By Thandiwe Kubere
The Ministry of Education and Training (MoET) officially handed over 245 laptops and other essential information and communications technology equipment. This was funded by the World Bank to afford junior secondary science and mathematics teachers from 69 schools in the ten districts of Lesotho essential study material. This was also undertaken as part of strengthening the education system in Lesotho and contributing to better learning.
The equipment supplied also included modems for internet access, flash drives, and accompanying solar panels for schools in rural areas where there is no electricity. Science education is key to innovation, global competitiveness, and the advancement of individuals; therefore, meeting teachers halfway with the necessary resources to capacitate students is vital.
In his remarks, the Minister of Education and Training, Honourable Ntoi Rapapa, revealed the selection of schools was done in a rather unusual way because normally, this kind of equipment would have been handed to schools that already perform well so that they do even better, but this time, low-performing schools were selected as a way of contributing to their learning so that they can perform better and excel in their studies as well.
He also noted that teaching scientific subjects is already a challenge, and it becomes even worse when there is lack of essential equipment, because science requires practical teaching and experiments to ensure effective learning. This therefore prompted the Ministry, with the aid of the World Bank, to contribute towards that need.
Hon. Rapapa declared that this act will be helpful in the long run and is of significant nature because maths and science play a major role in the development of the country. Science education plays a crucial role in the development of a country because it equips individuals with the skills to understand and solve problems in fields such as healthcare, technology, and the environment.
He further thanked those working in the Basic Education Strengthening Project and training who work tirelessly to change the education system in Lesotho for the better. He urged the teachers to use the equipment to assist students even beyond school premises, for they have a responsibility to guide students and aid them even in their personal lives. “We have received a huge number of unpleasant reports that children who should be in schools engage in a lot of drug use, and we hope you will conduct research and scientifically educate them on the adverse consequences of such actions. The future of this country is in science and technology, he said.

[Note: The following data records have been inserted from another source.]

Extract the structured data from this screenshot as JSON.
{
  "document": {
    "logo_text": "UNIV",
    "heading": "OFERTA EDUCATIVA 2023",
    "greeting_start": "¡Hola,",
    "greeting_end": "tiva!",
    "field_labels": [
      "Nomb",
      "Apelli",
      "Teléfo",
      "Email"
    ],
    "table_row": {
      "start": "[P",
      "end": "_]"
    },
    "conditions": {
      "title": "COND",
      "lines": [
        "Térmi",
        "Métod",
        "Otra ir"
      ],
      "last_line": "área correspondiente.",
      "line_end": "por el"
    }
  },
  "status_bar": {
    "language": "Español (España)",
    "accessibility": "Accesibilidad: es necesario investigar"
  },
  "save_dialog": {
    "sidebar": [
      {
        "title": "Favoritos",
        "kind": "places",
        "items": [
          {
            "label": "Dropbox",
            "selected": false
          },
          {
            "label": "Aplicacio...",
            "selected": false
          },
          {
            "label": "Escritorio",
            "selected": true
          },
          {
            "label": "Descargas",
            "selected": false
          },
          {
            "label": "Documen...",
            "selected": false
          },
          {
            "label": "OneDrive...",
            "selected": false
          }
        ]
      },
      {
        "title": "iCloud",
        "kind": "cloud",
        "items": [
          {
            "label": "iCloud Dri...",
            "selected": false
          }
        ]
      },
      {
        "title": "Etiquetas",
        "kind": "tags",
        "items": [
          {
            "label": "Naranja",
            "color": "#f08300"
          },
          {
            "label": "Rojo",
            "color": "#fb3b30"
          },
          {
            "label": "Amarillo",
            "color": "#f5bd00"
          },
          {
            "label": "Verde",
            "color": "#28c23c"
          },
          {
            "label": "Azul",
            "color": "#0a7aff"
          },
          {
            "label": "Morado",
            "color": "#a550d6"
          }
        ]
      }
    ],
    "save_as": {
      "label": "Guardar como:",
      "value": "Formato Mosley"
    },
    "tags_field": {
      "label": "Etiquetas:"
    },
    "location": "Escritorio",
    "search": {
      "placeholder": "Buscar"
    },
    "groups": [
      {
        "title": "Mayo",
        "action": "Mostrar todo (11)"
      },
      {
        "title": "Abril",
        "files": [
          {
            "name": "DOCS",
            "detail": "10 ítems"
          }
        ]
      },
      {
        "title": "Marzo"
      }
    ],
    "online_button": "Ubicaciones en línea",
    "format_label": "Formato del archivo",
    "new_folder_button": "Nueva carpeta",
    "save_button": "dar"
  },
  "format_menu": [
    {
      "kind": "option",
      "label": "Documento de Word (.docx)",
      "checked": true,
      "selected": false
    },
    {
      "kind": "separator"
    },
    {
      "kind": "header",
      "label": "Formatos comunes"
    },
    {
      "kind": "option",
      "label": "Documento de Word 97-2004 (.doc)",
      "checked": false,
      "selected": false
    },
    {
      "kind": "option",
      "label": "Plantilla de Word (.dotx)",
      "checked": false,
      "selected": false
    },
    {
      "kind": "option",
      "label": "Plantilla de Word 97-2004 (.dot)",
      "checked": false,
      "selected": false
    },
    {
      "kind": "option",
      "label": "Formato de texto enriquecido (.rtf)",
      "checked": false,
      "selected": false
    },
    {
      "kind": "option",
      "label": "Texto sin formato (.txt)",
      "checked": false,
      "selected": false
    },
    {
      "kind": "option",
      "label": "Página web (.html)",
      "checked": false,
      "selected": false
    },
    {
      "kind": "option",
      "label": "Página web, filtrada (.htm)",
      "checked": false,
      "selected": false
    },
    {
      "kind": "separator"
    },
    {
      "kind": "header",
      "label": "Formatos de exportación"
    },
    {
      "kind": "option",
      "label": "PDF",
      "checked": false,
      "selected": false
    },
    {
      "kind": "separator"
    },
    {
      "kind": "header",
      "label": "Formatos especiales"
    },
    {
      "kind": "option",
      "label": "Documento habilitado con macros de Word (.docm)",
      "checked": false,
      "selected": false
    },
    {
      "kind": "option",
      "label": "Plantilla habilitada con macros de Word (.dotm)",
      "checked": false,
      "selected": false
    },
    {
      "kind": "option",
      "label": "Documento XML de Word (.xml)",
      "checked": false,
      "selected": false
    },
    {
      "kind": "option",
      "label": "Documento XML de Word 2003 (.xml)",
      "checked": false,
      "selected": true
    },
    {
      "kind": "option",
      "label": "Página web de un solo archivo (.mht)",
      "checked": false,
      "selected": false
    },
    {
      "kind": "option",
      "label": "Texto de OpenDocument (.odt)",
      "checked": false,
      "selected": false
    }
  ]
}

Speaking on behalf of teachers, Lesotho Science and Maths Teachers Association President Keketso Leteba extended gratitude to both the Ministry and the World Bank, declaring this will come in handy because, from now on, we will not have to witness students struggle due to only being taught theory and lacking the necessary practical and being hands-on on their work, which will in turn help them grasp even more. “We believe students will greatly improve because now we will easily access the internet and display visually what we are teaching about. This is a huge contribution, especially now that we are living in the 21st century; where technology is evidently taking over. Having modems to easily access the internet is a cherry on top. We also promise to take very good care of this equipment, and we assure that it will benefit both us and our students,” he concluded.